Police inquiry into violent arrest of Aboriginal man
South Australia Police officers have been filmed pinning an Aboriginal man to the ground in Adelaide's inner-north as one officer punches him several times.
A police internal investigation has begun into the violent arrest of Noel Henry on Monday night, which sparked outrage from bystanders and indigenous campaigners.
The officers involved have been placed on administrative duties during the investigation, Police Commissioner Grant Stevens said.
He said the video "caused concern" but was adamant SA Police was free of systemic racism.
"I've had the opportunity to view the body-worn video worn by some police and there is more detail regarding the actions of all people involved which needs to be fully investigated," he said.
"I've learned over significant experience that I need to wait and look at the full circumstances before I form a view of rights and wrongs."
An SA Police statement - reproduced in full below - said the arrest took place after officers responding to a "high-risk domestic violence matter" on Albert St, Kilburn, saw Mr Henry, 28, riding his bicycle at 8.15pm.
Officers suspected Mr Henry was in possession of illicit drugs and "he was asked to place his hands on his head while a search of his person was undertaken", SA Police said.
"The man originally was compliant and after a short time he began to refuse. Defensive spray was deployed and other police arrived."
Local resident Emma Perteira - who started filming the incident when Mr Henry was "getting tackled" by two officers - said he was a friend who lives nearby.
"He's like part of our family, he's lived in Kilburn for all his life," she told The Advertiser.
Her footage shows two officers pinning Mr Henry to the kerb next to a fence, before one of them is heard yelling "get on the f---ing ground" and appearing to strike Mr Henry.
Other officers then move in to assist with the arrest while distressed bystanders shout "let his head up" and "get off his head".
One officer then hits the prone man with a flurry of blows, causing the bystanders to react with outrage and fury.
An internal police investigation, led by a senior officer, is now underway.
The SA Police statement said, during the altercation, one of the officers' body cameras was grabbed and "only parts of the camera" have since been located.
Ms Perteira said it was shocking to see the officer "lay into him with physically closed fists" and deploy pepper spray.
"His head was pinned to the cement and he was not moving, so it didn't really warrant a punch in the ribs," she said.
"After I saw (Mr Henry) when everything had settled down, he was handcuffed and sat on the kerb.
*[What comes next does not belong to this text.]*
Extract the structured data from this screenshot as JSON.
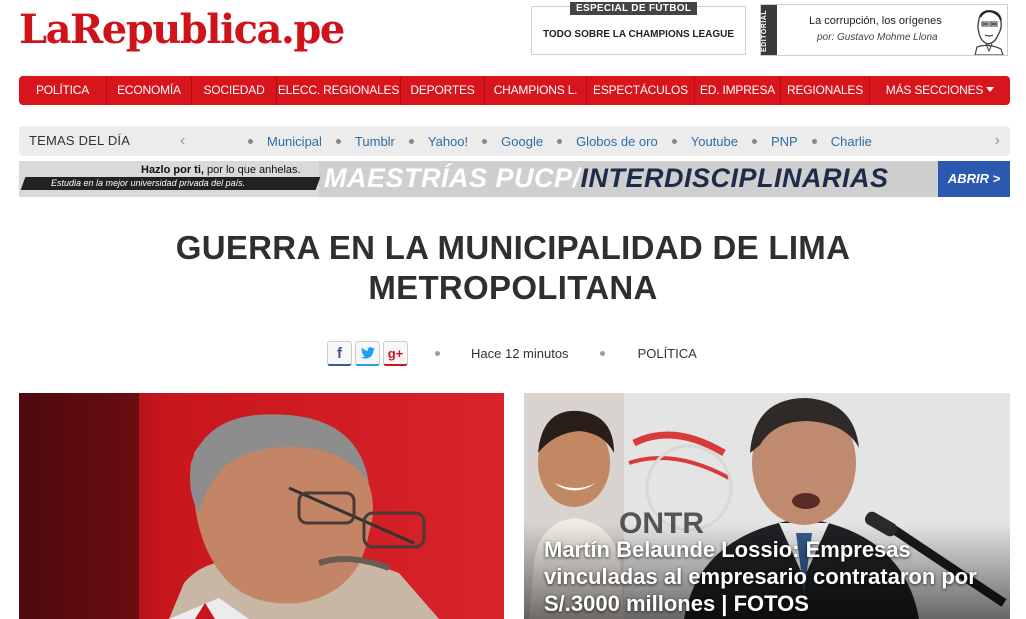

I rang the ambulance because he was bleeding and had a couple of bruises. I rang them twice in 20 minutes and they didn't come."
Mr Henry spent the night at Port Adelaide Police Station.
His caseworker Latoya Rule, whose brother Wayne Morrison died in custody four years ago, said he was "snuck out the back door" just after 10am on Tuesday without receiving medical treatment.
"You won't see the cuts on his face, arms, legs, you won't see the state he was in," she said.
Ms Rule called an ambulance on Tuesday morning, but when the paramedic arrived at the police station, Mr Henry had already been released.
"(Mr Henry) did not receive any medical care or assistance or any visitation by any community worker," she said. "He has sustained some injuries to his head, to his arms and his legs."
The Police Commissioner said Mr Henry had refused medical treatment while in custody and was escorted to a location of his choice after his release.
"It is also reasonable to point out that policing is a dangerous occupation and there is an obligation for police officers to take action and use reasonable force against people who may be suspected of having committed an offence," he said.
An officer suffered minor injuries in the incident.
Mr Henry was released from custody on Tuesday morning and Mr Stevens said "there are no existing charges pending", but he could be charged again after an investigation.
Ms Perteira estimated up to 20 officers swarmed Albert St, some in unmarked cars.
She said Mr Henry "looks after" everyone in the local community and was a "decent guy".
Her friend Doris Kropinyeri said she was shoved away by officers when she tried to help Mr Henry.
"The whole street was covered in police cars for one person, who wasn't intoxicated or nothing," she said.
Police officers are allowed to use "reasonable force" to secure an arrest, conduct a search or take and protect forensic evidence.
Craig Caldicott, co-chair of the Law Society's Criminal Law Committee, said the legal test for reasonable force was not what a police officer thought was necessary at the time.
"Reasonable force is what an objective observer would consider reasonable in all the circumstances," he said.
"There is no fine line between reasonable and excessive force. It comes down to what that observer thinks was reasonably necessary to make that arrest."
Less than two weeks ago, more than 5000 people rallied in Victoria Square in support of the global Black Lives Matter movement, which was sparked by police violence towards minority groups in the United States.
-With Mitch Mott